Schrödinger himself was inspired to his equation by making an analogy between mechanics and optics: quantum mechanics is to classical mechanics as wave optics is to geometrical optics. He used that analogy to make an "educated guess" that led to what we know as the time-independent Schrödinger equation.
 P: 54 Thanks for the response guys!!! Very helpful insights. The derivation which I viewed had this assumption being made in the very beginning and then through simple mathematics,was transformed into the time-dependent Schrodinger Wave Equation!!! Could one of you please redirect me to a link where a proper derivation of the Schrodinger Wave Equation can be found? Also I'm still stuck up on the complex part. So could also link a webpage where I can find a plausible and comprehensible explanation for it?
 Sci Advisor P: 2,470 Strictly speaking, I don't think you need complex wave function to solve Schrodinger's Equation, so it's not a good argument. Particle in a box has real solution. Harmonic oscillator is real. Hydrogen atom is written with complex solutions, but if I build the new orthogonal set from |ψm>+|ψ-m> and |ψm>-|ψ-m> (properly normalized), I again have the real valued solution set. The actual physical reason the wave function is complex-valued is because there is a fundamental U(1) symmetry responsible for electromagnetic interaction in the underlying field theory, for which Schrodinger's Equation is a low energy approximation. However, you only need that U(1) symmetry to properly address electromagnetic interactions. Since Schrodinger's Equation describes an arbitrary particle in an arbitrary potential, the U(1) degree of freedom is not necessary. In terms of why we use complex values for wave function in classical QM anyways, there are several reasons. The biggest one, of course, is that it properly describes observables. While I can construct purely real solutions to any SE, they don't necessarily describe all physical states. For example, free particle. A real-valued plain wave must have nodes in probability density. But probability density for a complex-valued plain wave can be entirely uniform. There is also matter of convenience. Even in problems where real-valued solution is entirely satisfactory, it tends to be easier to work with complex exponents than a bunch of trigonometric functions. It's the same reason we tend to use complex notation in classical electrodynamics despite the fact that electric field is purely real there. And this is where the idea for using complex-valued function came from originally. It just happened to correspond to some more fundamental physics in QM.

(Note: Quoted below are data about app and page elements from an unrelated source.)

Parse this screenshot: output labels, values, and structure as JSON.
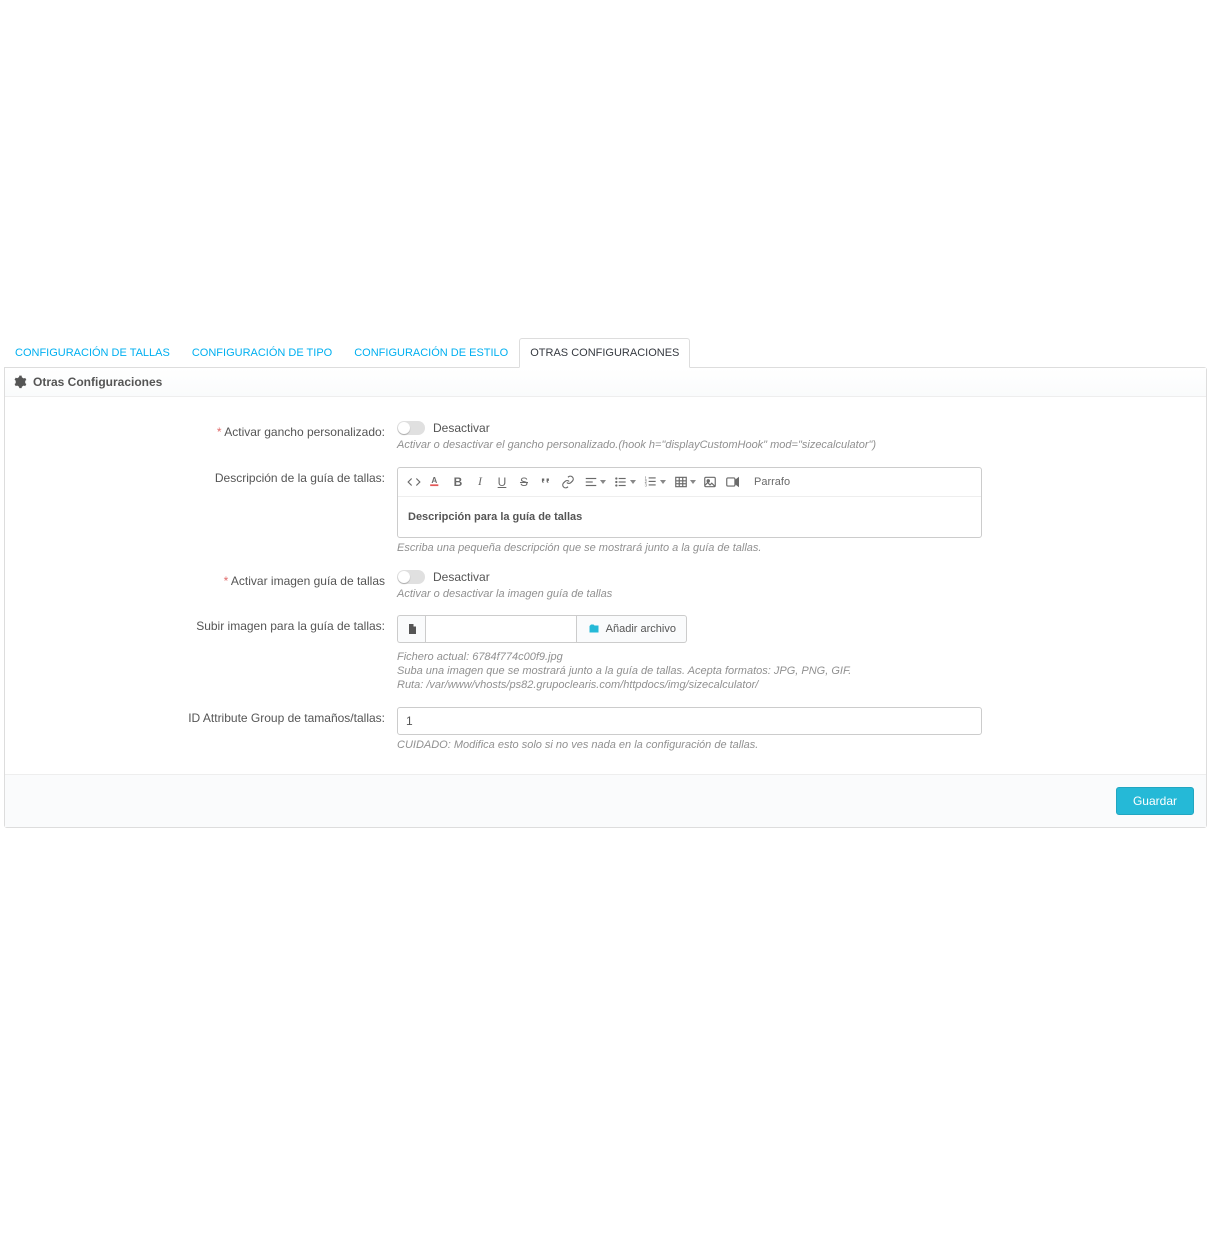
{
  "tabs": [
    "Configuración de Tallas",
    "Configuración de Tipo",
    "Configuración de Estilo",
    "Otras Configuraciones"
  ],
  "panel_title": "Otras Configuraciones",
  "form": {
    "hook": {
      "label": "Activar gancho personalizado:",
      "state_label": "Desactivar",
      "help": "Activar o desactivar el gancho personalizado.(hook h=\"displayCustomHook\" mod=\"sizecalculator\")"
    },
    "desc": {
      "label": "Descripción de la guía de tallas:",
      "content": "Descripción para la guía de tallas",
      "help": "Escriba una pequeña descripción que se mostrará junto a la guía de tallas.",
      "paragraph_label": "Parrafo"
    },
    "activate_image": {
      "label": "Activar imagen guía de tallas",
      "state_label": "Desactivar",
      "help": "Activar o desactivar la imagen guía de tallas"
    },
    "upload_image": {
      "label": "Subir imagen para la guía de tallas:",
      "button_label": "Añadir archivo",
      "help_1": "Fichero actual: 6784f774c00f9.jpg",
      "help_2": "Suba una imagen que se mostrará junto a la guía de tallas. Acepta formatos: JPG, PNG, GIF.",
      "help_3": "Ruta: /var/www/vhosts/ps82.grupoclearis.com/httpdocs/img/sizecalculator/"
    },
    "attr_group": {
      "label": "ID Attribute Group de tamaños/tallas:",
      "value": "1",
      "help": "CUIDADO: Modifica esto solo si no ves nada en la configuración de tallas."
    }
  },
  "save_label": "Guardar"
}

 P: 54 I guess I understood but wouldn't the form of the wavefunction in the first part of the question also give nodes
Mentor
P: 11,782
 Quote by K^2 Particle in a box has real solution. Harmonic oscillator is real.
Not if you include the time-dependent part of the wave function.
 P: 125 The imaginary parts as real as the real parts, as long as you treat the real parts as imaginary.